■ INSTRUCTIONS TO FOLLOW ■
The required result is every line of the records that includes "kind".

Component data from apps and pages:
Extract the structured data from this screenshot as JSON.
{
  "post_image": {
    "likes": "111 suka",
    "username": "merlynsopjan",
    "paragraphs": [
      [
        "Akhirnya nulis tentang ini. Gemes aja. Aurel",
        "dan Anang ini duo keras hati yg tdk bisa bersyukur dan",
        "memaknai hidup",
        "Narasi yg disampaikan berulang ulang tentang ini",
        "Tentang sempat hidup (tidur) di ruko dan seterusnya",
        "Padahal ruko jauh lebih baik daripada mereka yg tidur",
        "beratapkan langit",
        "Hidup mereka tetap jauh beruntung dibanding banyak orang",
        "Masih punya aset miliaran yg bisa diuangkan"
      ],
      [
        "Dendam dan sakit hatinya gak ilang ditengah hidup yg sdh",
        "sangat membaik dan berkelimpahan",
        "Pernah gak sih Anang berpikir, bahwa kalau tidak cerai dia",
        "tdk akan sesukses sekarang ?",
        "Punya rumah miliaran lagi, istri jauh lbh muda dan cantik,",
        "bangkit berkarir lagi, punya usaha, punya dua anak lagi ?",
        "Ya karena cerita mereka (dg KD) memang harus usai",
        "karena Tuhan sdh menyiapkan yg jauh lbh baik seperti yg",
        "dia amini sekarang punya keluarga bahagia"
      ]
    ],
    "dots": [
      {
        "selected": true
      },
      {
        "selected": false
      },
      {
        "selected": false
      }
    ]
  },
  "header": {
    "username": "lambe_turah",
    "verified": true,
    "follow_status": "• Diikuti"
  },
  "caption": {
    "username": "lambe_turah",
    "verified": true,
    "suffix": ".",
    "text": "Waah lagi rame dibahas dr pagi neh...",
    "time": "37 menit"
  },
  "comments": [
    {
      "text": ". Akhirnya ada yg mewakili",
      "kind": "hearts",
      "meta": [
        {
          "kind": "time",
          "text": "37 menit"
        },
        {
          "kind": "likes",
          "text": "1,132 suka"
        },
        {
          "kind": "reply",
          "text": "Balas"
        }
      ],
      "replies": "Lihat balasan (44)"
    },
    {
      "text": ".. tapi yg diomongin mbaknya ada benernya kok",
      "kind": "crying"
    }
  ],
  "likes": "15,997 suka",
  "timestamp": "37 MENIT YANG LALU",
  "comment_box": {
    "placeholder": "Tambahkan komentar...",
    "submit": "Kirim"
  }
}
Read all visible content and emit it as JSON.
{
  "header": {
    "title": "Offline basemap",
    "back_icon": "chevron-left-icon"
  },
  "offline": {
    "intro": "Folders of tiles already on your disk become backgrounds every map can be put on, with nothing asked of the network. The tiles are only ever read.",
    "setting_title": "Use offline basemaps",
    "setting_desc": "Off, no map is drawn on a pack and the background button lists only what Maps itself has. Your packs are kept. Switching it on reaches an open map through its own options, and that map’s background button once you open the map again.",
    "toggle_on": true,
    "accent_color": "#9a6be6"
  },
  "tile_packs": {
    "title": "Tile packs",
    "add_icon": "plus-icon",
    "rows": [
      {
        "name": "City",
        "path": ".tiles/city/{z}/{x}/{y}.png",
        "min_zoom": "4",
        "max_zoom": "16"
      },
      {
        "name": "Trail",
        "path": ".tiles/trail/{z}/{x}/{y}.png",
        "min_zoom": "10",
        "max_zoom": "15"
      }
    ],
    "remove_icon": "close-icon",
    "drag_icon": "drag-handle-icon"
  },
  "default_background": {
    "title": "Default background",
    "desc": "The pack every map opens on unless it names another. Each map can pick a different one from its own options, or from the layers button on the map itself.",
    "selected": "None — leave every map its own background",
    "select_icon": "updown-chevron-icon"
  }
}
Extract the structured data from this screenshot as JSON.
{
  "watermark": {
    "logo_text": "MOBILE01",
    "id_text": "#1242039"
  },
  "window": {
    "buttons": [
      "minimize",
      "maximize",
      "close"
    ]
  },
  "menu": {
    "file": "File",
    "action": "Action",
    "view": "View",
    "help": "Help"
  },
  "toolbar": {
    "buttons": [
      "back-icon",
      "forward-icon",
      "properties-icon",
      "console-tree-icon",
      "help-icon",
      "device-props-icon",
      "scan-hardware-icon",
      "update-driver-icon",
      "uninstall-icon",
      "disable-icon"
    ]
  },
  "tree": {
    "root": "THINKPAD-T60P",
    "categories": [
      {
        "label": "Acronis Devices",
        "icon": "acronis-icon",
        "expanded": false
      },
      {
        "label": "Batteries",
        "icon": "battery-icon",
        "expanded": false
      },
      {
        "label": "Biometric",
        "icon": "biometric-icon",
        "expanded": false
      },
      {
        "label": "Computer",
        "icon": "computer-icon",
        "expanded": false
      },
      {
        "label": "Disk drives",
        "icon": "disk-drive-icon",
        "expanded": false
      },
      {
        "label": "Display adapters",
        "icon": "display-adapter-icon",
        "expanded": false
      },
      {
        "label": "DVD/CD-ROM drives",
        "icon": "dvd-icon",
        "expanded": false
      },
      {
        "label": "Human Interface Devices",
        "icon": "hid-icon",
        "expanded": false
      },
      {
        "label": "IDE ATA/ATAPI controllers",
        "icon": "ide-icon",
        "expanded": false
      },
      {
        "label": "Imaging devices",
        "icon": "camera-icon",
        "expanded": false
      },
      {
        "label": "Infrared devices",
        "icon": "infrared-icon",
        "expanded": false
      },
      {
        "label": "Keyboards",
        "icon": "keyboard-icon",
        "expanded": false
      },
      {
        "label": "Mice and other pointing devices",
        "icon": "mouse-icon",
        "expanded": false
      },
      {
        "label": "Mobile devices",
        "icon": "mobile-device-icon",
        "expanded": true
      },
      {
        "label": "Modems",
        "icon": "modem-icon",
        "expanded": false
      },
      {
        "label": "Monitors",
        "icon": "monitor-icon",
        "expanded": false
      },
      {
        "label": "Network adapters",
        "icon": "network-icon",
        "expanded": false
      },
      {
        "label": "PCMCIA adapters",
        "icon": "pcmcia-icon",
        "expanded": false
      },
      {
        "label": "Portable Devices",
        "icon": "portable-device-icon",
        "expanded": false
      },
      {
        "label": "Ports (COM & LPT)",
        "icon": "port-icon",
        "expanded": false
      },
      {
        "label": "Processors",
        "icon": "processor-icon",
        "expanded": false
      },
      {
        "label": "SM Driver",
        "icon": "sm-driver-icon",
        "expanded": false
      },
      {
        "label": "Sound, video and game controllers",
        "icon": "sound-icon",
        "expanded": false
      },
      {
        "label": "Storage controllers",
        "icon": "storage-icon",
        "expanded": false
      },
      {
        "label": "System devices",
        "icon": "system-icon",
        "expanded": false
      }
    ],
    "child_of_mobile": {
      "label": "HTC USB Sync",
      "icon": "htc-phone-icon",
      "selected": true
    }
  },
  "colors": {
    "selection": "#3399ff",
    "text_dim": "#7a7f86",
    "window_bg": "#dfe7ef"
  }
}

■ PROBLEM SOLUTION ■
      "kind": "hearts",
          "kind": "time",
          "kind": "likes",
          "kind": "reply",
      "kind": "crying"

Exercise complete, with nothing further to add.